September 7th 1886

Death of Mr Charles Branwhite of Moat Farm, Gestingthorpe.

October 19th 1886

A serious fire broke out in the brewery at Ballingdon belonging to Messrs Mauldon. George Patrick and a man named Finch who work and sleep on the premises did a lot to save the brewery with buckets of water until the fire engine arrived.

November 3rd 1886

Frederick Parmenter, a labourer of Cavendish was charged with assaulting James Plumb at Pentlow and George Plumb at Cavendish. 1 month.

December 2nd 1886
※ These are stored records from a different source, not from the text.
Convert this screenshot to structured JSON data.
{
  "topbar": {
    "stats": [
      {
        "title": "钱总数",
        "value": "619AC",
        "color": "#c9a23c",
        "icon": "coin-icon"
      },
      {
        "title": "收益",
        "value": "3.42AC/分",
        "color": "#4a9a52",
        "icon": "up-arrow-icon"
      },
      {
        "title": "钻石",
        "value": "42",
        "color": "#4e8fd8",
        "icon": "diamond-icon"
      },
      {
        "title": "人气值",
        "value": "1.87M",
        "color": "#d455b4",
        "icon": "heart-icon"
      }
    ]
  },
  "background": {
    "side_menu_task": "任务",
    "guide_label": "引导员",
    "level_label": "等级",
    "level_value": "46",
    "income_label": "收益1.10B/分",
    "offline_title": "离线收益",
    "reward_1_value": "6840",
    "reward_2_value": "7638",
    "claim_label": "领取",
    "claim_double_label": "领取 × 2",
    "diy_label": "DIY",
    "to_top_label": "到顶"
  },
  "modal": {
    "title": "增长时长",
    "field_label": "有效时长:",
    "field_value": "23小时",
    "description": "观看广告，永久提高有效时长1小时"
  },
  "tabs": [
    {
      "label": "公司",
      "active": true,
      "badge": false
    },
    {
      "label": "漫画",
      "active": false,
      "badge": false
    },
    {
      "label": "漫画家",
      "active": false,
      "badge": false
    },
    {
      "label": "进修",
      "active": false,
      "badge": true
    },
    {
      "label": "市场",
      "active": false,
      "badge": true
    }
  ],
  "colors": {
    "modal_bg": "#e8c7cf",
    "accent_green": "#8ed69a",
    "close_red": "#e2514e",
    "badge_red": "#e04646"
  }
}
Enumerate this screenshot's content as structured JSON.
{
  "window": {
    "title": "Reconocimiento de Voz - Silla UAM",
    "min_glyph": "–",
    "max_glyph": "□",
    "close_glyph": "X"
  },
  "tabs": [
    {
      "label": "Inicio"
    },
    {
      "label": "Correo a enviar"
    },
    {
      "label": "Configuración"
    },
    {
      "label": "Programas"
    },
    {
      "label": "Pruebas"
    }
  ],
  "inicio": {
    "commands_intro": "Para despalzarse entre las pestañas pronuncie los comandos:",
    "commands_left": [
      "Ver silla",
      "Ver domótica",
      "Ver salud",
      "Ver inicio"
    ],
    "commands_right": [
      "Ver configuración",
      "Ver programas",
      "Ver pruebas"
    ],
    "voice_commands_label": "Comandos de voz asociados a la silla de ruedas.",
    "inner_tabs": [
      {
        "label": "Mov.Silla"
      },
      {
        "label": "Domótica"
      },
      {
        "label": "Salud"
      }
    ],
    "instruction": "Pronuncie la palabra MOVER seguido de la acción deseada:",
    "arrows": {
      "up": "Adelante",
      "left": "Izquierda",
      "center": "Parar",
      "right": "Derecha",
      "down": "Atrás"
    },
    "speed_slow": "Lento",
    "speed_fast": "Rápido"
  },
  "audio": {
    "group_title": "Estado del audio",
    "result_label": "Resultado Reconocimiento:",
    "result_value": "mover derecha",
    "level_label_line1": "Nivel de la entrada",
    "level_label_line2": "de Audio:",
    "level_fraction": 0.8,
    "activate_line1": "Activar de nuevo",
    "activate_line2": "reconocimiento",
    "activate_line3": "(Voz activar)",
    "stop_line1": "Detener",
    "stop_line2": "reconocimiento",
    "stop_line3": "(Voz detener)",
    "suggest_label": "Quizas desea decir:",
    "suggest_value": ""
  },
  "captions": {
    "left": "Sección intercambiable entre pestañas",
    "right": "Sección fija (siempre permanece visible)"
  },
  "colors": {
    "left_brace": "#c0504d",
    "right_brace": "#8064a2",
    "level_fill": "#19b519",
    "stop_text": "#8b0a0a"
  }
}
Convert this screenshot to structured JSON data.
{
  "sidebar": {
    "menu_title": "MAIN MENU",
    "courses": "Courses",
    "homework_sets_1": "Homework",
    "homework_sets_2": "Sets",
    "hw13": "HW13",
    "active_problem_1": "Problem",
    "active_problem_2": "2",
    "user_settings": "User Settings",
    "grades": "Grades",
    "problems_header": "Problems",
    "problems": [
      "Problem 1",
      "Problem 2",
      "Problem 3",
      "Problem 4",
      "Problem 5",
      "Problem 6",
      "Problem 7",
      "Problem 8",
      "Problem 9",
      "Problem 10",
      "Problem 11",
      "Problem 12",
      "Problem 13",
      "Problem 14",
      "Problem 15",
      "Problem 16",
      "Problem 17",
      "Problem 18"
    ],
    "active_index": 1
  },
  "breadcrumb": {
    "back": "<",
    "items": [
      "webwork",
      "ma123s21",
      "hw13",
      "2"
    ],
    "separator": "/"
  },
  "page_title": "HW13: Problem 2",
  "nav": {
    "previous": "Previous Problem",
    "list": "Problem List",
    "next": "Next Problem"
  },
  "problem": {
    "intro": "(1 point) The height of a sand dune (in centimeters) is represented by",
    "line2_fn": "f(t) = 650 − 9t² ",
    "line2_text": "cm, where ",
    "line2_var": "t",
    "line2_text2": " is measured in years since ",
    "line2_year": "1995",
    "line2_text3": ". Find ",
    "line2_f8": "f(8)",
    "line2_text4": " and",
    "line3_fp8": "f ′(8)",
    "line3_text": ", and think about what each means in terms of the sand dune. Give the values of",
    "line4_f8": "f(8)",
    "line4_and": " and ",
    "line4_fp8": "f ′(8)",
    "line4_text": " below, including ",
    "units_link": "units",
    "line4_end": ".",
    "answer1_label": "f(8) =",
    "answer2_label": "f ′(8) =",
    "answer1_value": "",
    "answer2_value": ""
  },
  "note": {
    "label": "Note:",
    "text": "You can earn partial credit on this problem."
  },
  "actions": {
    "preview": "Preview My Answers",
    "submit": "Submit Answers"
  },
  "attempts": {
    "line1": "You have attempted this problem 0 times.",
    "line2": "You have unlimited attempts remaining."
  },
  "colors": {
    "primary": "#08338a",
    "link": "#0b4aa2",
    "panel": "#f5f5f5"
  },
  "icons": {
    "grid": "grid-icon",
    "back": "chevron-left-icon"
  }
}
A fire was discovered in a straw stack at Lyston, the stack which was half a mile from Melford belonged to Mr Henry Westropp of Melford Place. There is little doubt that was deliberate.

December 14th 1886

Mr W.Hodson gave an interesting lecture to a large audience on Sudbury a hundred years ago. For about an hour he discoursed on his native town, telling of dark and dirty streets and the goings on, describing cock fights and bull baiting two hundred years ago. In the Corporation books a number of butchers were fined because they killed the bulls and sold the beef from bulls which had not been baited, contrary to ancient usages of the Borough.

December 14th 1886

A drawing room meeting in support of the Church Army was held in Melford. The meeting was arranged by the Rev Martyn of Melford and the Rev Arundel Leakey of Acton, it was decided to establish a local branch of the Army.

December 21st 1886

Harry Edgley was granted a new licence for Hundon Horseshoe as the late tenant is bankrupt.

December 21st 1886

Harry Layford and Alfred Claydon, game watchers of Shimpling were summoned for being drunk on the highway at Shimpling.
Both pleaded guilty saying they had sat up all night and had a little beer. 5s with 5s 9d costs.

December 21st 1886

The new Post Office on Sudbury market hill was opened on Saturday. It is in a commanding position being 28ft high and 36ft long, it is faced with red bricks and Brosely tiles.

December 28th 1886

The butchers at Melford were fully stocked for Christmas. F.Segers had a Shorthorm bullock from Scott of Felsham of 80 stone, two of 65 stone and four from Old Bucklesham of 46 stone. A.Allen had two heifers from H.Meekings of Chilton of 60 and 70 stone, four Shorthorns and a fine fed calf of 54 stone from Col.Burke of the Aubries at Bulmer and two steers from William Byford at Rodbridge of 70 stone each. Mr Ruse patronised Bury market with two Shorthron heifers 50 stone each from Mrs Byford at Bulmer and a heifer of 84 stone from Coney Weston, a Shorthorn from Shepherd Ewer of Foxearth weighing 88 stone and one of 50 stone from the same place.